Every line containing the string "JSON" should be returned from the records.
BEGIN Material supplied
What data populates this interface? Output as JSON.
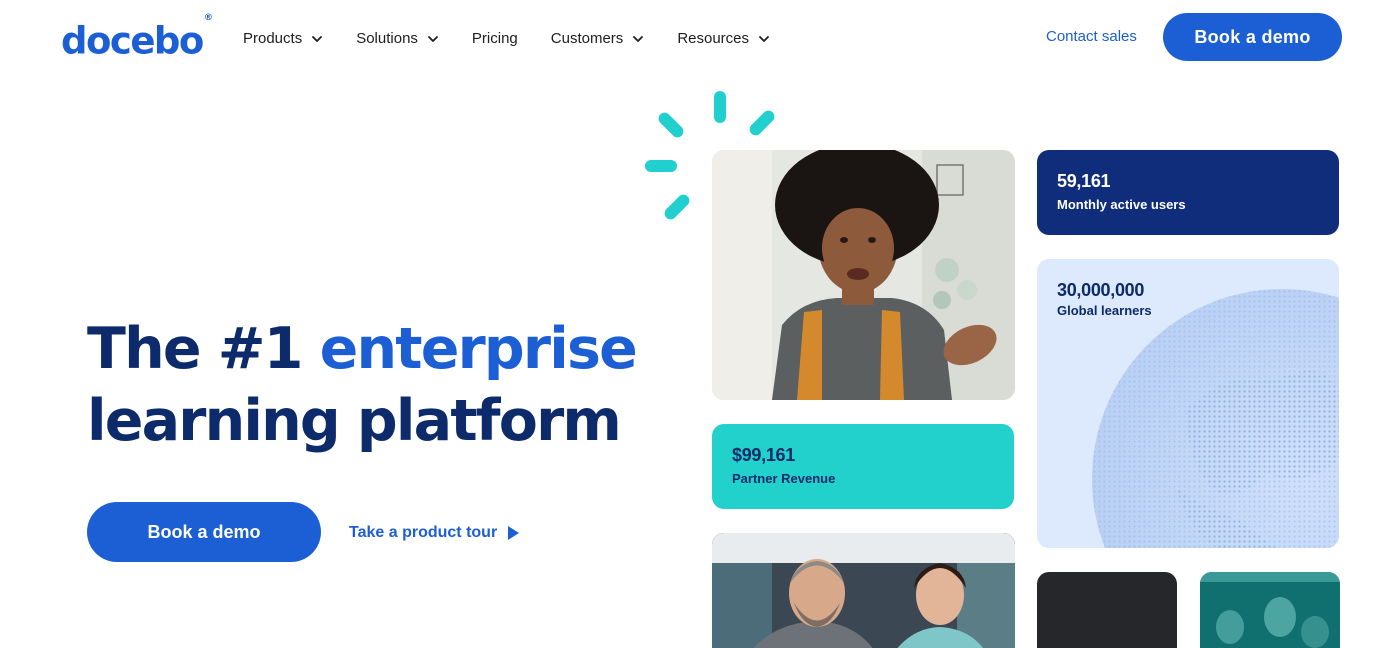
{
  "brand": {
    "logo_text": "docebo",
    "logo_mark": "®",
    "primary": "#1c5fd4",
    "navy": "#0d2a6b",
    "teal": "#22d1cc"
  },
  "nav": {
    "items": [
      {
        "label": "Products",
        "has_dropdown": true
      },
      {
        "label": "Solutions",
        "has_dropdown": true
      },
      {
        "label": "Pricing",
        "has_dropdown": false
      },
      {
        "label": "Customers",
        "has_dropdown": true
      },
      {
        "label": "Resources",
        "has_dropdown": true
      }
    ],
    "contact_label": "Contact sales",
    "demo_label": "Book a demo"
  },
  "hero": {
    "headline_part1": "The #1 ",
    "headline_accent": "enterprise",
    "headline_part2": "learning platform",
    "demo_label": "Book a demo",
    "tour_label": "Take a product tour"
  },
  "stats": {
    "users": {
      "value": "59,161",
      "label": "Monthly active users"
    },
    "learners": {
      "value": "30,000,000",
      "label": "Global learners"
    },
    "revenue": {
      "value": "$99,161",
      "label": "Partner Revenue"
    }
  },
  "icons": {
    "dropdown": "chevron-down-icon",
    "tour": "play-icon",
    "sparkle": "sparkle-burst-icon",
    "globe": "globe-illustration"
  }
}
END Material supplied
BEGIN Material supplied
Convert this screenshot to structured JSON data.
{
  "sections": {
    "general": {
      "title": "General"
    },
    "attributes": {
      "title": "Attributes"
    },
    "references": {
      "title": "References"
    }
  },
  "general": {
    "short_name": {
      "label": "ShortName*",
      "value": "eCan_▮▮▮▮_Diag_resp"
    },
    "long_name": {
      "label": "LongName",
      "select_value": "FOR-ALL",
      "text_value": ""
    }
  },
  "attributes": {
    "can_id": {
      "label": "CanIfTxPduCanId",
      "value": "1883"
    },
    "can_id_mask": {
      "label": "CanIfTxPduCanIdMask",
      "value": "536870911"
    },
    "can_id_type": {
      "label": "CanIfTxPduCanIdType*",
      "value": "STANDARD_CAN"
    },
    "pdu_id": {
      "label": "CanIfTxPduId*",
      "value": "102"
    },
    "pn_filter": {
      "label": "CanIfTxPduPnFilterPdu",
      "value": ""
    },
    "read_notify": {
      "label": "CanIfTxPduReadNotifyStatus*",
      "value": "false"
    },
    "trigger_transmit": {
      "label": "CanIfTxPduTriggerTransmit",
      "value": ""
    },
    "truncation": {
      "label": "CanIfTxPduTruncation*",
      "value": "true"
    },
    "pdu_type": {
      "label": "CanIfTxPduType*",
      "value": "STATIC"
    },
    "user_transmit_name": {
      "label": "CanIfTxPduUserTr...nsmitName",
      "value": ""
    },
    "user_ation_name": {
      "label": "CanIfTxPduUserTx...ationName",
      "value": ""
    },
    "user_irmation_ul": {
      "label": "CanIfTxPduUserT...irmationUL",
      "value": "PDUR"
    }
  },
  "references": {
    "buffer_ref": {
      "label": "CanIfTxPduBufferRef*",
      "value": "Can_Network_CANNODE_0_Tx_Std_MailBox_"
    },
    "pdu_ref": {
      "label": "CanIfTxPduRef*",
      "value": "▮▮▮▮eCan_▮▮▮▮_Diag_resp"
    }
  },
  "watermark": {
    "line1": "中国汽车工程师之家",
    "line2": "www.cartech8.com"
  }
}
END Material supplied
* Answer for this exercise
What data populates this interface? Output as JSON.
Convert this screenshot to structured JSON data.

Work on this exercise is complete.